Supplied entries Start Marker

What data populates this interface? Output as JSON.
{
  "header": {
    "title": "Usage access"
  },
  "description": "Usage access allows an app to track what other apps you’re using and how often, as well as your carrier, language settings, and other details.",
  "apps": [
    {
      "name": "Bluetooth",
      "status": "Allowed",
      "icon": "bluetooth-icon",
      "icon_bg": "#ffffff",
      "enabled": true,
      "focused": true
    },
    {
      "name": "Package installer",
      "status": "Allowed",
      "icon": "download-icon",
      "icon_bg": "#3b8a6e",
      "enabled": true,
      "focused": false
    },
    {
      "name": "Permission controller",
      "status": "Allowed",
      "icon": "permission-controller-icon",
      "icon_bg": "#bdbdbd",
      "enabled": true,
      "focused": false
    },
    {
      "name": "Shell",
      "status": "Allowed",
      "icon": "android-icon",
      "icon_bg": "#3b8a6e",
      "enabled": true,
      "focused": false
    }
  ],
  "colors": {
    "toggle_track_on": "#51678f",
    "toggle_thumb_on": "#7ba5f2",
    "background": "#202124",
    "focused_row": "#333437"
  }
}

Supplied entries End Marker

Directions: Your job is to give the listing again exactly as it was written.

Solution for this exercise:
What data populates this interface? Output as JSON.
{
  "header": {
    "title": "Usage access"
  },
  "description": "Usage access allows an app to track what other apps you’re using and how often, as well as your carrier, language settings, and other details.",
  "apps": [
    {
      "name": "Bluetooth",
      "status": "Allowed",
      "icon": "bluetooth-icon",
      "icon_bg": "#ffffff",
      "enabled": true,
      "focused": true
    },
    {
      "name": "Package installer",
      "status": "Allowed",
      "icon": "download-icon",
      "icon_bg": "#3b8a6e",
      "enabled": true,
      "focused": false
    },
    {
      "name": "Permission controller",
      "status": "Allowed",
      "icon": "permission-controller-icon",
      "icon_bg": "#bdbdbd",
      "enabled": true,
      "focused": false
    },
    {
      "name": "Shell",
      "status": "Allowed",
      "icon": "android-icon",
      "icon_bg": "#3b8a6e",
      "enabled": true,
      "focused": false
    }
  ],
  "colors": {
    "toggle_track_on": "#51678f",
    "toggle_thumb_on": "#7ba5f2",
    "background": "#202124",
    "focused_row": "#333437"
  }
}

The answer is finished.